» Task to complete
The answer must consist of each line below that holds the word "Frame", copied as it stands.

» Dataset rows for apps and sites
┌──
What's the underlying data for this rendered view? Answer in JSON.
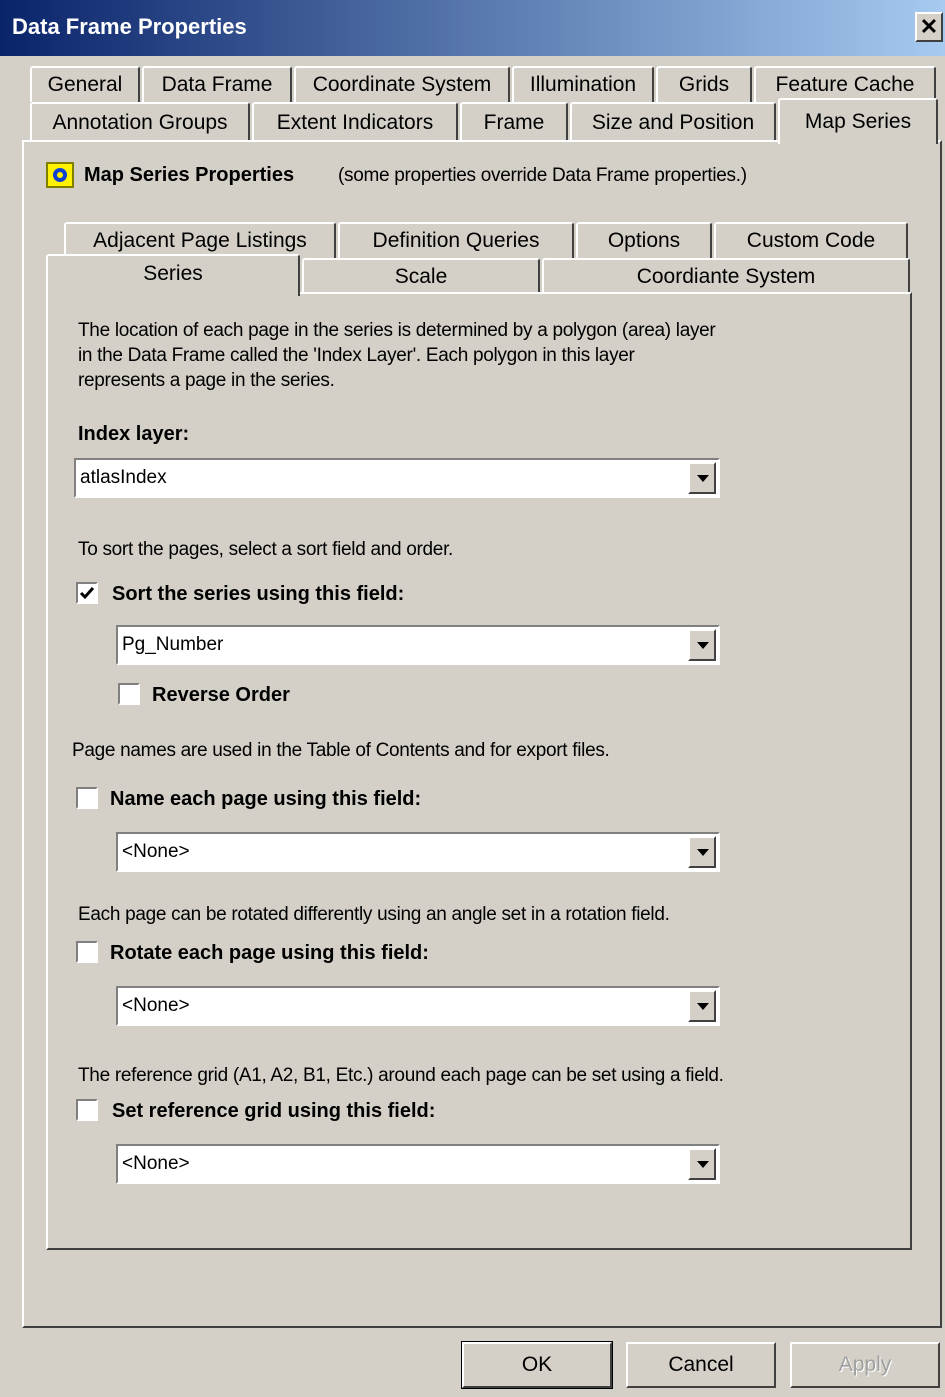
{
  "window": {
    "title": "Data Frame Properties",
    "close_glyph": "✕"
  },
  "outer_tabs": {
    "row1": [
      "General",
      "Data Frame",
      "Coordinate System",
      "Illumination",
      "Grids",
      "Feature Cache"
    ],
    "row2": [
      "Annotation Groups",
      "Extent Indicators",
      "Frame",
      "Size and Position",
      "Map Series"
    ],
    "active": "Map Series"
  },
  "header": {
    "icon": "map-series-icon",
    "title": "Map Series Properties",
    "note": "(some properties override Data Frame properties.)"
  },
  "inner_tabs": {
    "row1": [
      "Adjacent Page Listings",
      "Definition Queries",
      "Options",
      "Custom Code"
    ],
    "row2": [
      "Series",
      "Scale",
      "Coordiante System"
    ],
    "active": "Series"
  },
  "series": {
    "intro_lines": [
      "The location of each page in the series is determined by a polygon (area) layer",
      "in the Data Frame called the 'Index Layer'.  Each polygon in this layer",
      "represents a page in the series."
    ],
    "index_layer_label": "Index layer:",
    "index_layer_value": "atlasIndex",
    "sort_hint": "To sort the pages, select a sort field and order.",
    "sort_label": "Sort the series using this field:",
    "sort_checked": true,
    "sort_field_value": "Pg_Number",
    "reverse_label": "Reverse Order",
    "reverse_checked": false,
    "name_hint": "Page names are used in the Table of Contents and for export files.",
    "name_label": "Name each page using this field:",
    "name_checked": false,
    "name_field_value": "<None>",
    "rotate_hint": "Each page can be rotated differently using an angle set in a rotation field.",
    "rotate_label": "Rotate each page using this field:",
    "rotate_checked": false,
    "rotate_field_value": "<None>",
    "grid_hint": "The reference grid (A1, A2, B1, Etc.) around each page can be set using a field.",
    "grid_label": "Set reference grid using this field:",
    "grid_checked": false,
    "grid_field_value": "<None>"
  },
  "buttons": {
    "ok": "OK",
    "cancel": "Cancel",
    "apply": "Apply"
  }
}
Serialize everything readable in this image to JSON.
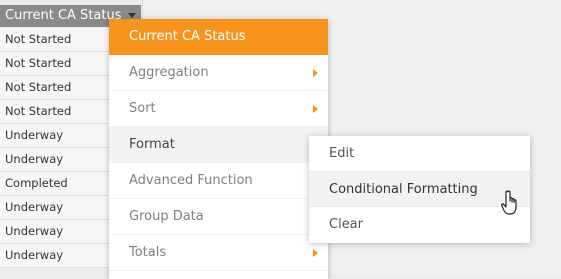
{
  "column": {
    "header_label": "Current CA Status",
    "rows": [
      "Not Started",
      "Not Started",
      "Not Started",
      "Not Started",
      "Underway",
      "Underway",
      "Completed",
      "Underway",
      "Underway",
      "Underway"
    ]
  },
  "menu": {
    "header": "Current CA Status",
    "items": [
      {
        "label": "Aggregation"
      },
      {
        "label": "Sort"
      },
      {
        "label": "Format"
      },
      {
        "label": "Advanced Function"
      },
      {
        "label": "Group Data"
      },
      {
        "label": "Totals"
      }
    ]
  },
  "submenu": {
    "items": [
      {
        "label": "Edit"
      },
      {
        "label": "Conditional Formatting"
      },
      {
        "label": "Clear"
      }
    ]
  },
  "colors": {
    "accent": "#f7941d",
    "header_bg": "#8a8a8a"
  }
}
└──
» Solution
    "title": "Data Frame Properties",
      "Data Frame",
      "Frame",
    "note": "(some properties override Data Frame properties.)"
      "in the Data Frame called the 'Index Layer'.  Each polygon in this layer",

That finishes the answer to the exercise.